Perhaps I’m the only one, but, when I’m talking to someone, I like to make eye contact. Whenever possible, I like to look them in the face and would like to see them do the same. As a parent, I am trying to train this into our children. I want them to learn how to stop, look, and listen.
Often, when people are having a conversation, we are not really paying attention. We are hearing their words and mentally attempting to form a response which we plan to vocalize the minute the other person stops speaking. We are so anxious to participate in the conversation we aren’t paying attention to the other person at all. Do they really want a response? Is one even warranted?
One area which I definitely want to work on with my kids is open acknowledgement of other people. Sometimes our children speak to another person, but do so with their back turned or respond to an adult’s request without actually making eye contact. This bothers me. When someone is speaking to them, I want them to stop what they are doing (if this is possible) and truly look at that person. I want them to listen intently and then form a response, if one is warranted. When someone offers them something, I want them to respond with a “No, thank you.” or a “Yes, please.” while looking at the person!
How often have we spoken to someone who is staring off into the horizon? While it’s true they might be listening, it can also be frustrating. Are they really paying attention and being respectful? Especially when a response is required, looking at someone while listening and speaking is a polite gesture. Does this mean the person looking is always paying attention? (sigh) Unfortunately not; but it’s a first step.
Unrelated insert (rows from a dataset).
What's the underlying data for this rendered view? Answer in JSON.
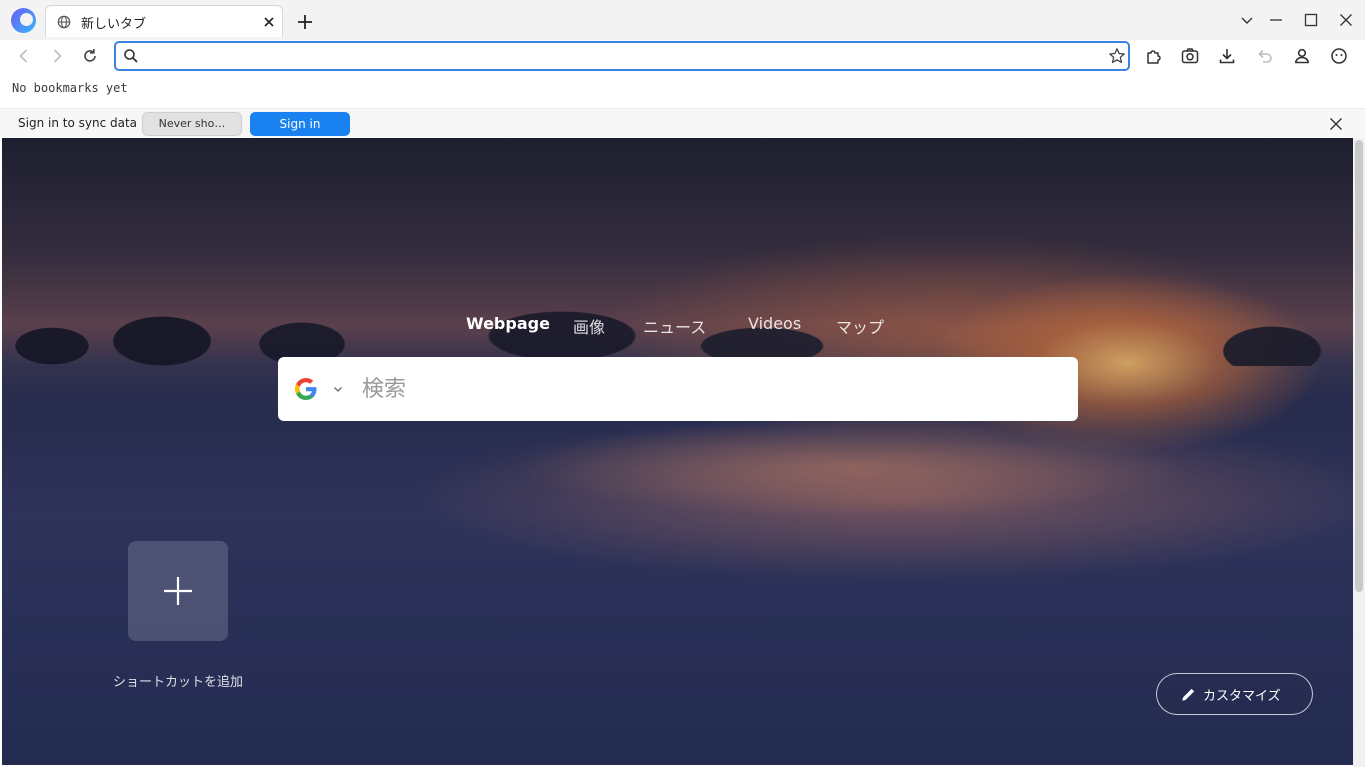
{
  "tab": {
    "title": "新しいタブ"
  },
  "address_bar": {
    "value": "",
    "placeholder": ""
  },
  "bookmarks_bar": {
    "empty_text": "No bookmarks yet"
  },
  "sync_bar": {
    "message": "Sign in to sync data",
    "never_label": "Never sho…",
    "signin_label": "Sign in"
  },
  "new_tab_page": {
    "engine_tabs": [
      "Webpage",
      "画像",
      "ニュース",
      "Videos",
      "マップ"
    ],
    "active_engine_tab": "Webpage",
    "search_placeholder": "検索",
    "search_engine_icon": "google-g-icon",
    "add_shortcut_label": "ショートカットを追加",
    "customize_label": "カスタマイズ"
  },
  "colors": {
    "accent": "#1a82f0",
    "urlbar_focus": "#3b82e0"
  }
}
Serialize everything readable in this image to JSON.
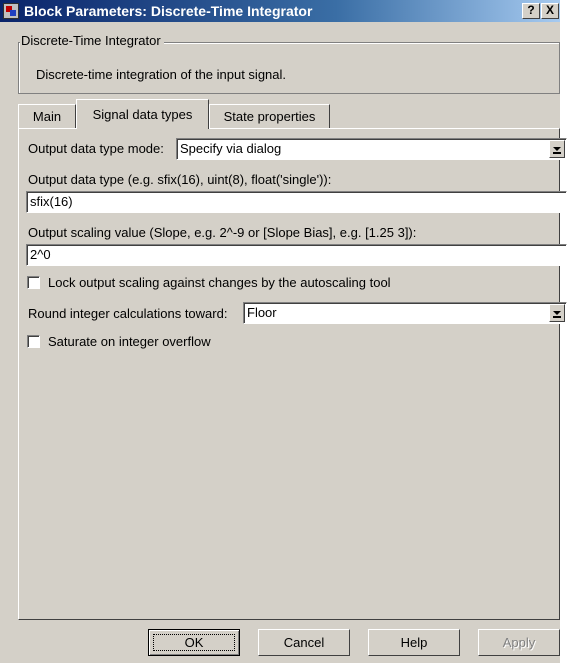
{
  "window": {
    "title": "Block Parameters: Discrete-Time Integrator",
    "help_btn": "?",
    "close_btn": "X"
  },
  "group": {
    "title": "Discrete-Time Integrator",
    "description": "Discrete-time integration of the input signal."
  },
  "tabs": [
    {
      "label": "Main",
      "active": false
    },
    {
      "label": "Signal data types",
      "active": true
    },
    {
      "label": "State properties",
      "active": false
    }
  ],
  "form": {
    "output_mode_label": "Output data type mode:",
    "output_mode_value": "Specify via dialog",
    "output_type_label": "Output data type (e.g. sfix(16), uint(8), float('single')):",
    "output_type_value": "sfix(16)",
    "scaling_label": "Output scaling value (Slope, e.g. 2^-9 or [Slope Bias], e.g. [1.25 3]):",
    "scaling_value": "2^0",
    "lock_label": "Lock output scaling against changes by the autoscaling tool",
    "lock_checked": false,
    "round_label": "Round integer calculations toward:",
    "round_value": "Floor",
    "saturate_label": "Saturate on integer overflow",
    "saturate_checked": false
  },
  "buttons": {
    "ok": "OK",
    "cancel": "Cancel",
    "help": "Help",
    "apply": "Apply"
  }
}
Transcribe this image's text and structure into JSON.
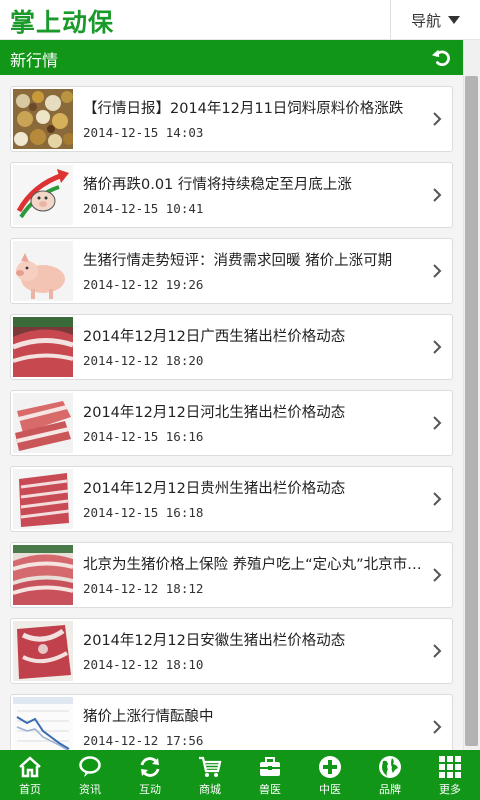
{
  "header": {
    "logo": "掌上动保",
    "nav_label": "导航"
  },
  "section": {
    "title": "新行情"
  },
  "news": [
    {
      "title": "【行情日报】2014年12月11日饲料原料价格涨跌",
      "date": "2014-12-15 14:03",
      "thumb": "grains-icon"
    },
    {
      "title": "猪价再跌0.01 行情将持续稳定至月底上涨",
      "date": "2014-12-15 10:41",
      "thumb": "pig-arrow-icon"
    },
    {
      "title": "生猪行情走势短评：消费需求回暖 猪价上涨可期",
      "date": "2014-12-12 19:26",
      "thumb": "piglet-icon"
    },
    {
      "title": "2014年12月12日广西生猪出栏价格动态",
      "date": "2014-12-12 18:20",
      "thumb": "pork-icon"
    },
    {
      "title": "2014年12月12日河北生猪出栏价格动态",
      "date": "2014-12-15 16:16",
      "thumb": "pork-icon"
    },
    {
      "title": "2014年12月12日贵州生猪出栏价格动态",
      "date": "2014-12-15 16:18",
      "thumb": "pork-icon"
    },
    {
      "title": "北京为生猪价格上保险 养殖户吃上“定心丸”北京市生猪价格指数保险试点",
      "date": "2014-12-12 18:12",
      "thumb": "pork-icon"
    },
    {
      "title": "2014年12月12日安徽生猪出栏价格动态",
      "date": "2014-12-12 18:10",
      "thumb": "pork-icon"
    },
    {
      "title": "猪价上涨行情酝酿中",
      "date": "2014-12-12 17:56",
      "thumb": "price-chart-icon"
    }
  ],
  "tabs": [
    {
      "label": "首页",
      "icon": "home-icon"
    },
    {
      "label": "资讯",
      "icon": "speech-bubble-icon"
    },
    {
      "label": "互动",
      "icon": "refresh-arrows-icon"
    },
    {
      "label": "商城",
      "icon": "cart-icon"
    },
    {
      "label": "兽医",
      "icon": "medical-kit-icon"
    },
    {
      "label": "中医",
      "icon": "plus-circle-icon"
    },
    {
      "label": "品牌",
      "icon": "globe-icon"
    },
    {
      "label": "更多",
      "icon": "grid-icon"
    }
  ],
  "colors": {
    "brand_green": "#129617",
    "logo_green": "#1a9a2a"
  }
}
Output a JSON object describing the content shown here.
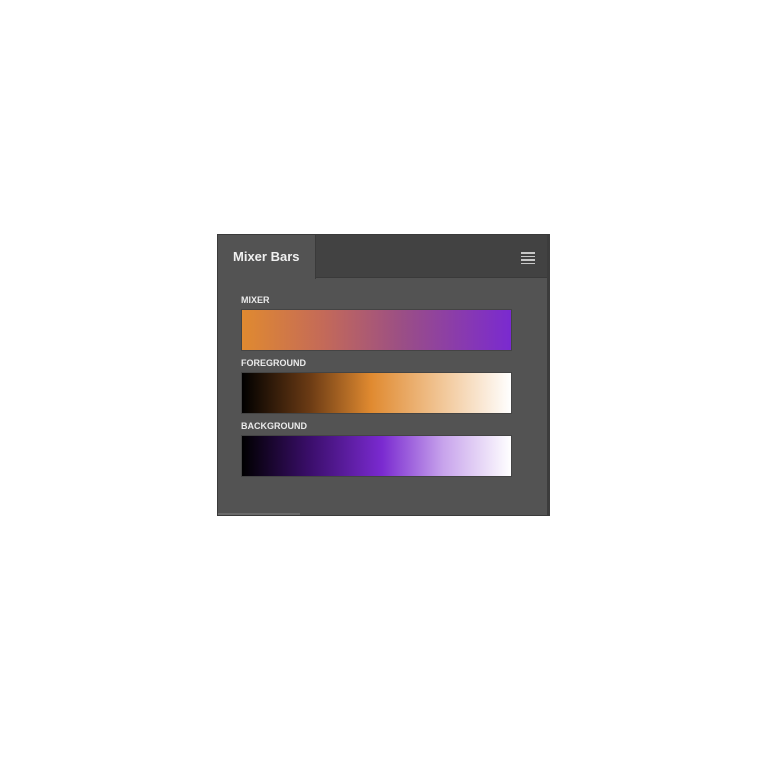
{
  "panel": {
    "tab_label": "Mixer Bars",
    "menu_icon": "hamburger-menu-icon"
  },
  "bars": [
    {
      "label": "MIXER",
      "start_color": "#e08a30",
      "end_color": "#7a2ad0"
    },
    {
      "label": "FOREGROUND",
      "start_color": "#000000",
      "mid_color": "#e08a30",
      "end_color": "#ffffff"
    },
    {
      "label": "BACKGROUND",
      "start_color": "#000000",
      "mid_color": "#7a2ad0",
      "end_color": "#ffffff"
    }
  ],
  "colors": {
    "panel_bg": "#535353",
    "tab_bar_bg": "#424242",
    "foreground": "#e08a30",
    "background": "#7a2ad0"
  }
}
It’s true; this isn’t a moral issue. One might even debate this is completely subjective and they would probably be right. It is a preference. However, it is my preference and therefore this is how I choose to train my kiddos.
Time to Chime In: How important is eye contact to you?